In December, Seth Klarman ’79, the namesake of Klarman Hall, donated $1.5 million to Pacronym — one of the groups tied to an app that many have blamed for the missteps in the Iowa caucus — just over a month ago, according to the Federal Election Commission.

As of Wednesday night with 97 percent of precincts reporting, Mayor Pete Buttigieg narrowly led the state-equivalent delegate count with 26.2 percent, as Sen. Bernie Sanders (I-Vt.) trailed behind at 26.1 percent.

The Iowa caucus has been at the center of controversy regarding the botched implementation of a vote-counting app, which delayed its results by days. While votes were supposed to be finalized by Monday night, a winner was not declared as of Wednesday night — causing many to blame an app the Iowa Democratic Party commissioned to tabulate the results.

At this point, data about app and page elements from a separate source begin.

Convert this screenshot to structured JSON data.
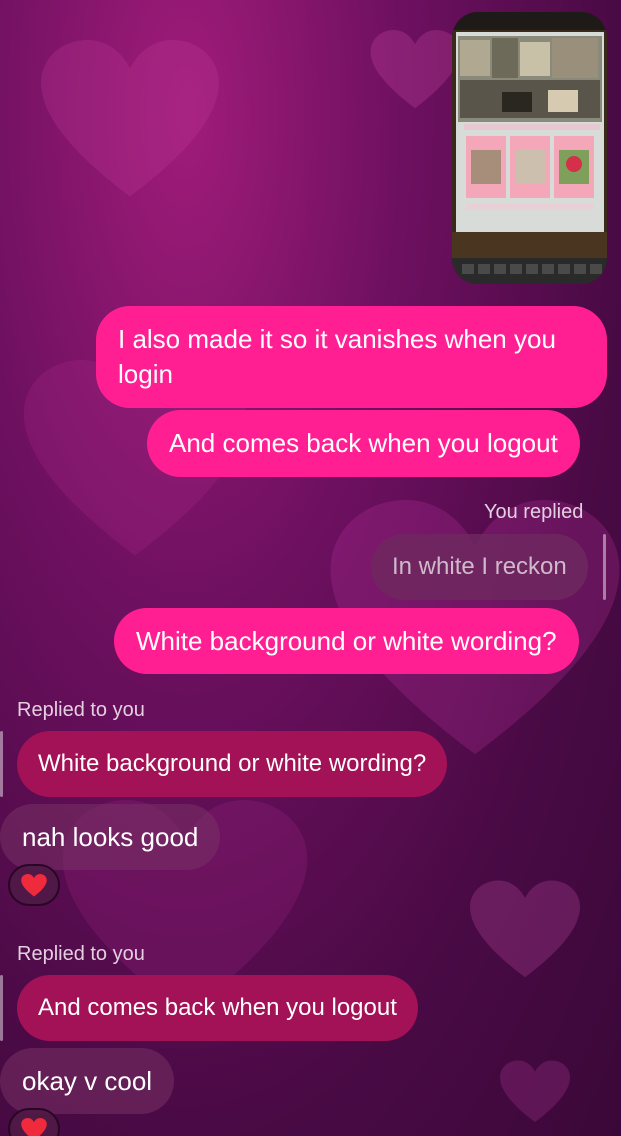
{
  "colors": {
    "outgoing_bubble": "#ff1f93",
    "incoming_bubble": "#7a3266",
    "reply_bubble": "#a31156",
    "background": "#6e1060"
  },
  "photo": {
    "icon": "laptop-screenshot-photo",
    "caption_text": "Login or make an account to add things to cart",
    "products": [
      "Bed",
      "Bunny",
      "Strawberry"
    ]
  },
  "messages": {
    "m1": "I also made it so it vanishes when you login",
    "m2": "And comes back when you logout",
    "you_replied_label": "You replied",
    "quoted_mine": "In white I reckon",
    "m3": "White background or white wording?",
    "replied_to_you_label_1": "Replied to you",
    "quoted_theirs_1": "White background or white wording?",
    "m4": "nah looks good",
    "reaction_1": "❤️",
    "replied_to_you_label_2": "Replied to you",
    "quoted_theirs_2": "And comes back when you logout",
    "m5": "okay v cool",
    "reaction_2": "❤️"
  }
}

The app had not been previously tested on a statewide scale, and on the night of the caucuses, precinct officials confronted a wide variety of issues, including technical glitches, difficulties downloading it and even inability to log in. While officials could instead manually call in results by phone, an overwhelmed hotline led to what most political commentators widely called “unprecedented” disarray. 

The company that developed the fledgling app, Shadow, was

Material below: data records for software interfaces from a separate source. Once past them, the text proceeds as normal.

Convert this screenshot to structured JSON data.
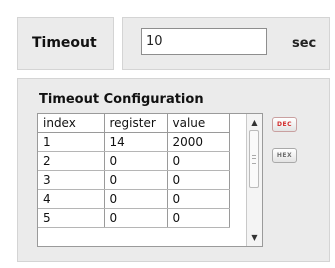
{
  "timeout": {
    "label": "Timeout",
    "value": "10",
    "unit": "sec"
  },
  "config": {
    "title": "Timeout Configuration",
    "columns": [
      "index",
      "register",
      "value"
    ],
    "rows": [
      {
        "index": "1",
        "register": "14",
        "value": "2000"
      },
      {
        "index": "2",
        "register": "0",
        "value": "0"
      },
      {
        "index": "3",
        "register": "0",
        "value": "0"
      },
      {
        "index": "4",
        "register": "0",
        "value": "0"
      },
      {
        "index": "5",
        "register": "0",
        "value": "0"
      }
    ],
    "dec_label": "DEC",
    "hex_label": "HEX"
  },
  "colors": {
    "panel_bg": "#ebebeb",
    "dec_accent": "#d32a2a"
  }
}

contracted by the Iowa Democratic Party. Shadow, in turn, received investments from Acronym, the nonprofit that mothered super PAC Pacronym. Klarman’s $1.5 million donation to Pacronym is his most recent in a long line of political donations that have included candidates across the aisle.

Super PAC Pacronym, which aims to run a major digital campaign against President Donald Trump, was launched by Acronym. Acronym itself was born in the wake of the 2016 election, founded with the goal of advancing digital advertising for Democrats, especially on Facebook and Google.

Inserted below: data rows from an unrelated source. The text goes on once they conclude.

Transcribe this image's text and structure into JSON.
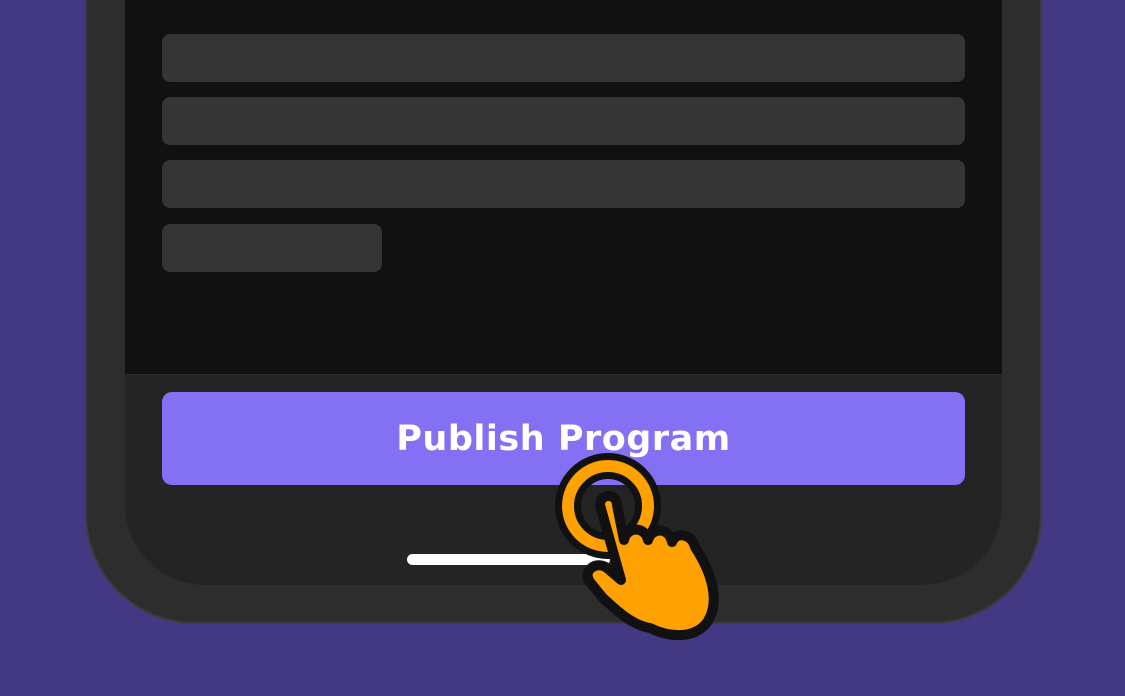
{
  "screen": {
    "publish_button_label": "Publish Program"
  },
  "colors": {
    "background": "#433882",
    "device_frame": "#2d2d2d",
    "content_area": "#111111",
    "skeleton": "#353535",
    "button": "#8470f3",
    "button_text": "#ffffff",
    "pointer_icon": "#ffa100"
  },
  "icons": {
    "pointer": "tap-hand-icon"
  }
}
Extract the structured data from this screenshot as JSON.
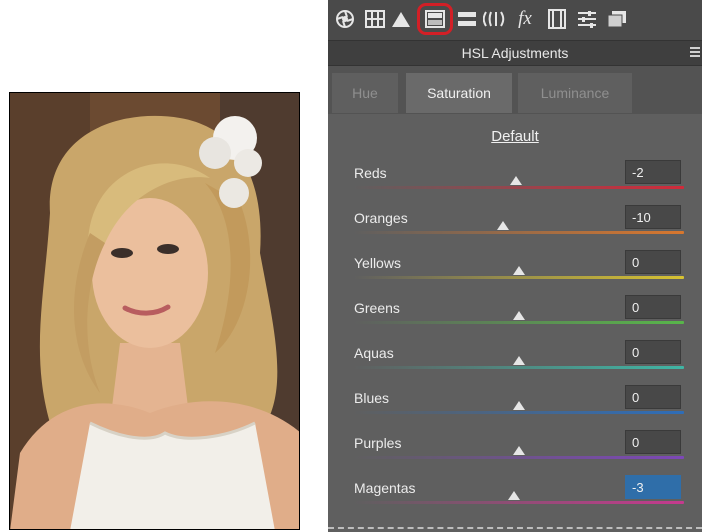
{
  "panel": {
    "title": "HSL Adjustments",
    "toolbar_icons": [
      "aperture-icon",
      "grid-icon",
      "mountain-icon",
      "hsl-icon",
      "split-tone-icon",
      "lens-icon",
      "fx-icon",
      "film-icon",
      "sliders-icon",
      "presets-icon"
    ],
    "tabs": [
      {
        "label": "Hue",
        "active": false
      },
      {
        "label": "Saturation",
        "active": true
      },
      {
        "label": "Luminance",
        "active": false
      }
    ],
    "default_label": "Default",
    "sliders": [
      {
        "label": "Reds",
        "value": "-2",
        "min": -100,
        "max": 100,
        "position": -2,
        "gradient": [
          "#5f5f5f",
          "#d12a3a"
        ]
      },
      {
        "label": "Oranges",
        "value": "-10",
        "min": -100,
        "max": 100,
        "position": -10,
        "gradient": [
          "#5f5f5f",
          "#d8772e"
        ]
      },
      {
        "label": "Yellows",
        "value": "0",
        "min": -100,
        "max": 100,
        "position": 0,
        "gradient": [
          "#5f5f5f",
          "#d8c332"
        ]
      },
      {
        "label": "Greens",
        "value": "0",
        "min": -100,
        "max": 100,
        "position": 0,
        "gradient": [
          "#5f5f5f",
          "#58b64a"
        ]
      },
      {
        "label": "Aquas",
        "value": "0",
        "min": -100,
        "max": 100,
        "position": 0,
        "gradient": [
          "#5f5f5f",
          "#3fb6a5"
        ]
      },
      {
        "label": "Blues",
        "value": "0",
        "min": -100,
        "max": 100,
        "position": 0,
        "gradient": [
          "#5f5f5f",
          "#2e6db8"
        ]
      },
      {
        "label": "Purples",
        "value": "0",
        "min": -100,
        "max": 100,
        "position": 0,
        "gradient": [
          "#5f5f5f",
          "#7d47b8"
        ]
      },
      {
        "label": "Magentas",
        "value": "-3",
        "min": -100,
        "max": 100,
        "position": -3,
        "gradient": [
          "#5f5f5f",
          "#c53a8e"
        ],
        "focused": true
      }
    ]
  },
  "colors": {
    "panel_bg": "#535353",
    "content_bg": "#5f5f5f",
    "highlight_ring": "#d31f26",
    "focus_blue": "#2f6ea9"
  }
}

Acronym has invested in “several for-profit companies across the progressive media and technology sectors,” including Shadow, the company that developed the app commissioned by the Iowa Democratic Party, the organization’s spokesperson Kyle Tharp wrote in a statement. Tharp added that the company was not directly involved in the Iowa caucus.

“We determined with certainty that the underlying data collected via the app was sound,” Iowa Democratic Party chair Troy Price wrote in a statement Tuesday morning. “While the app was recording data accurately, it was reporting out only partial data.”

“We have determined that this was due to a coding issue in the reporting system,” Price wrote. 

As results started to trickle in, the IDP realized there were inconsistencies in the reports, which prompted party officials to order precinct chairs to enter data in manually, according to Price.

“The underlying data and collection process via Shadow’s mobile caucus app was sound and accurate,” Gerard Niemira, Shadow’s CEO, wrote in a statement on the app’s website. “But our process to transmit that caucus results data generated via the app to the IDP was not.”

Shadow worked to resolve the issue and has since corrected the underlying technology system, according to Niemira, who was also a product director for Hillary Clinton’s 2016 presidential campaign.

Klarman has been a significant benefactor of the University since his graduation, endowing the home of the romance languages department and more recently, the Klarman Fellowship Program.

Klarman Hall, which opened in January 2016 after two years of construction, cost the University $61 million. According to 2013 tax returns, the Klarman Family Foundation donated $26 million to Cornell to “expand access to critical services and enrichment opportunities.”

The billionaire hedge fund manager has also been a frequent donor to political campaigns — contributing to candidates on both sides of the aisle, from Sen. Mitt Romney (R-Ut.) to former President Bill Clinton.